Cities can handle poor planning here and there, but multi-block areas just can’t be absorbed.  These must be redone.  That doesn’t mean raze everything within the area and start over, just take a close look at the area and plan for fixes to the problems.  Changes to zoning & sign codes would eventually improve the area.

ABOVE: dead zone is bounded by 9th, Lucas Ave, Hadley & Cole. Source: Google maps, click to view

I suggest a detailed look and the issues in the small area bounded by th, Lucas Ave, Hadley & Cole.  Both sides of the boundary streets would be included in the evaluation because the blank wall of the convention center along 9th is dreadful.  A larger downtown plan can’t address this area at the level of detail it needs.

– Steve Patterson


Car Blocked Hydrant On 9th At Olive

December 30, 2010 Downtown, Parking 15 Comments

Recently I posted about an illegally parked city vehicle (City Employee Parks City Vehicle Next To Fire Hydrant) but many of you felt it was a non-issue.  The car wasn’t that close to the hydrant and the curb wasn’t painted yellow.  The other night I saw a clear example.

ABOVE: Red Mazda RX8 is clearly illegally parked on 9th at Olive

No question this car is blocking the fire hydrant. But no, the red Mazda RX8 isn’t a city-owned vehicle.  This illegally parked car belongs to an on-duty police officer!

ABOVE: Hang tag from mirror identifies owner as an officer

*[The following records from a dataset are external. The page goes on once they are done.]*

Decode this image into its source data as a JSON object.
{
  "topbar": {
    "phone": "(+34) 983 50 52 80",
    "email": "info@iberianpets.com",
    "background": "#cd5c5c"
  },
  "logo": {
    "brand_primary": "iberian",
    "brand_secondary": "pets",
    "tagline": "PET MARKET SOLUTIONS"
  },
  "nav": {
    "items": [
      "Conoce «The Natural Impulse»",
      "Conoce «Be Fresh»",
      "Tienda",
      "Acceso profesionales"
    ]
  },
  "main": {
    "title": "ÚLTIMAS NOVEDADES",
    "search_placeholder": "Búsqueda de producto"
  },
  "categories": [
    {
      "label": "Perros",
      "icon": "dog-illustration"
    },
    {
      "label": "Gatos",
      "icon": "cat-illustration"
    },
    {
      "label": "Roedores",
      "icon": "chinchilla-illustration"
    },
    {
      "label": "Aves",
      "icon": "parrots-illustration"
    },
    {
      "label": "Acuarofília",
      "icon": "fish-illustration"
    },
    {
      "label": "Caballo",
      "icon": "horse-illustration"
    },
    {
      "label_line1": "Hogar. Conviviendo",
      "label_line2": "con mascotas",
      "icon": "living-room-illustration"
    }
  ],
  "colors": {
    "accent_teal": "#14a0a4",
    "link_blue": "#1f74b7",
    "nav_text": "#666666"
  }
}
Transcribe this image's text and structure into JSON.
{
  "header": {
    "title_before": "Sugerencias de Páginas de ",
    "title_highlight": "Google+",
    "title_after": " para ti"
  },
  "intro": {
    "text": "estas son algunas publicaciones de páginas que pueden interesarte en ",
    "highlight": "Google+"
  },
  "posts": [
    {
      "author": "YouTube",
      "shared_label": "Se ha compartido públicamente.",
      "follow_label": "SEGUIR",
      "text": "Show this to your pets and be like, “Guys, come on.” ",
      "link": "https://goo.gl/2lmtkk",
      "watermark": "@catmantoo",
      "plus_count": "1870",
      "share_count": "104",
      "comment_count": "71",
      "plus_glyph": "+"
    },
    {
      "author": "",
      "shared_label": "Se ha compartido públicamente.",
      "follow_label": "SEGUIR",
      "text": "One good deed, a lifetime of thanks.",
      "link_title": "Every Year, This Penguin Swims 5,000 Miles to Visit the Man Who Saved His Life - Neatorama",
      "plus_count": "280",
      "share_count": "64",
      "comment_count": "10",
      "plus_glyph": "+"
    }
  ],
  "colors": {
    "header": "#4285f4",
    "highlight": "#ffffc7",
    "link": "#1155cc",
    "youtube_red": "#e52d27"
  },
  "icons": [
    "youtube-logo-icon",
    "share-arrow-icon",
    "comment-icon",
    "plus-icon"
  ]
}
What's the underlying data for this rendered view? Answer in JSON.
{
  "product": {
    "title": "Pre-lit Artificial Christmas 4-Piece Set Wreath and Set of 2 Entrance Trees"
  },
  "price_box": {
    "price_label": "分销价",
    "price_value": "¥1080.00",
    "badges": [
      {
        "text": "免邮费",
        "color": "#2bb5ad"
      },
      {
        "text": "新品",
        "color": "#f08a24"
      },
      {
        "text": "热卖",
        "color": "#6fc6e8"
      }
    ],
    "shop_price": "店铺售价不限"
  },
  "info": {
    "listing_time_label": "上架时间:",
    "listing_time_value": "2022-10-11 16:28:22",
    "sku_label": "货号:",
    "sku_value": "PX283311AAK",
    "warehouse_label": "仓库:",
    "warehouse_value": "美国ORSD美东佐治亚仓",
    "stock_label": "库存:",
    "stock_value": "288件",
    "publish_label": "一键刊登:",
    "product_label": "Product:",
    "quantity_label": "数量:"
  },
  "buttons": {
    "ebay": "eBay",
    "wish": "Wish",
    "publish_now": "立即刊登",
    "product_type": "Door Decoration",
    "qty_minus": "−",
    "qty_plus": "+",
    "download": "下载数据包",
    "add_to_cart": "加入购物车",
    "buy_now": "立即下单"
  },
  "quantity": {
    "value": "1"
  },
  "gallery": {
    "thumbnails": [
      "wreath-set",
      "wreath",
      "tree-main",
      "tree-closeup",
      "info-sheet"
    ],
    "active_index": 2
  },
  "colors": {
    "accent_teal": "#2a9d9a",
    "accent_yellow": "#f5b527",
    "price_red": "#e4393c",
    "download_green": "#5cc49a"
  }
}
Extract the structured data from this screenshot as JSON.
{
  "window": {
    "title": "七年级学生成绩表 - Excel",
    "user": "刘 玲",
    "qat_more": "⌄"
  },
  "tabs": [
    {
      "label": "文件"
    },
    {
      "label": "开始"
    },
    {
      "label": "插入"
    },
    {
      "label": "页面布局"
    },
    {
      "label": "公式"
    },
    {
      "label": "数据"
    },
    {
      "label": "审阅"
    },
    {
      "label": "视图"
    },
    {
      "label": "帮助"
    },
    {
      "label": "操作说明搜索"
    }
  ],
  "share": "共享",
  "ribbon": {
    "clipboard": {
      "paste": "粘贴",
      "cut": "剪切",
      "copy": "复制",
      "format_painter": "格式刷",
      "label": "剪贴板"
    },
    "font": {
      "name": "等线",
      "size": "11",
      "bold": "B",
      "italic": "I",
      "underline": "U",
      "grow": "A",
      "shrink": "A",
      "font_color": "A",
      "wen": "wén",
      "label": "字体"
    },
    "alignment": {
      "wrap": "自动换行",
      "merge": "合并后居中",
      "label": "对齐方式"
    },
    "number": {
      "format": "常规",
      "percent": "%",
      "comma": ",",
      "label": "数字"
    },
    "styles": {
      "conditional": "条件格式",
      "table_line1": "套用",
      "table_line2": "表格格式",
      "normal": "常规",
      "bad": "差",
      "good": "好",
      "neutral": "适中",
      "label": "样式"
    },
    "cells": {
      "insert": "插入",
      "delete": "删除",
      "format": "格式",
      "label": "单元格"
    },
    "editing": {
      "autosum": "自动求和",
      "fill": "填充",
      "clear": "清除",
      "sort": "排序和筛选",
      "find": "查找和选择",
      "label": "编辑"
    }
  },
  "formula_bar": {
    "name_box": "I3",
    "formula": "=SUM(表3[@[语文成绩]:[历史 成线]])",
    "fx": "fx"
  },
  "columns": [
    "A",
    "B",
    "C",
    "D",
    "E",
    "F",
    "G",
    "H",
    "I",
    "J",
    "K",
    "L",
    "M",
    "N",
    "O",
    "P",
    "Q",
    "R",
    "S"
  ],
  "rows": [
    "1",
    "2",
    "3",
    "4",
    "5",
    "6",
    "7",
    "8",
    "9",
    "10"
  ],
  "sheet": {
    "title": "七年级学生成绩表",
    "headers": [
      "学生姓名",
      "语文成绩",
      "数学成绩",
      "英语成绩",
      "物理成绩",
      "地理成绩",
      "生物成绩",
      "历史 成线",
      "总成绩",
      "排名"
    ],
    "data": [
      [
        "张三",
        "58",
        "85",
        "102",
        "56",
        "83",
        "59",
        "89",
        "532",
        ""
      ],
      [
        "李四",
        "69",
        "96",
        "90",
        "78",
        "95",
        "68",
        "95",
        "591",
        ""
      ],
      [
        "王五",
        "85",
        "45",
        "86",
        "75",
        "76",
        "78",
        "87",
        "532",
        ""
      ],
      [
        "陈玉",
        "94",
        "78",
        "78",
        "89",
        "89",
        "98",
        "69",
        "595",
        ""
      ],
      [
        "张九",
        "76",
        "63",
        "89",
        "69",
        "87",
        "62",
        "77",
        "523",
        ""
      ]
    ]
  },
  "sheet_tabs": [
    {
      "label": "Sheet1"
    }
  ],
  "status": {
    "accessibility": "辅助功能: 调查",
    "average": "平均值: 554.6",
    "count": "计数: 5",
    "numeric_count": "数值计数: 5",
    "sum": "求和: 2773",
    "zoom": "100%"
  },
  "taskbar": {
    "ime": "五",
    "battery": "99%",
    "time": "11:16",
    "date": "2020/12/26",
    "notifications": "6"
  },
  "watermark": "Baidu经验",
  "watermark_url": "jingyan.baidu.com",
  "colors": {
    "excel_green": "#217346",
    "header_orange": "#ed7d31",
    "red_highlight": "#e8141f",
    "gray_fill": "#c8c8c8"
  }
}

Yes, I called the police non-emergency number to report the vehicle. I also reported this to Charles Bryson, Director of Public Safety. I doubt the officer got a ticket.

– Steve Patterson


City Employee Parks City Vehicle Next To Fire Hydrant

ABOVE: City vehicle parked in no-parking area in front of fire hydrant on 11/10/2010

If you or I parked blocking a fire hydrant it wouldn’t be long before our car was ticketed and towed away, resulting in big fees.  But a city employee driving a city-owned vehicle, it seems, can get away with doing what we can’t.

ABOVE: City vehicle parked in no-parking area between disabled space and fire hydrant on 11/10/2010

I’m sure it was just for a few minutes but anyone could use the same excuse.  The fact is the city isn’t going to ticket or tow away it’s own vehicle.  This employee likely didn’t face any disciplinary action for how they parked.  As a matter of policy, city employees operating city vehicles need to be held to the same standard as anyone else.

Some vehicles mention the department on the door but this one didn’t so I assume it is a pool vehicle that can be checked out as needed.  This makes me wonder, who manages the vehicles? What does the employee agree to when they check out a car?

– Steve Patterson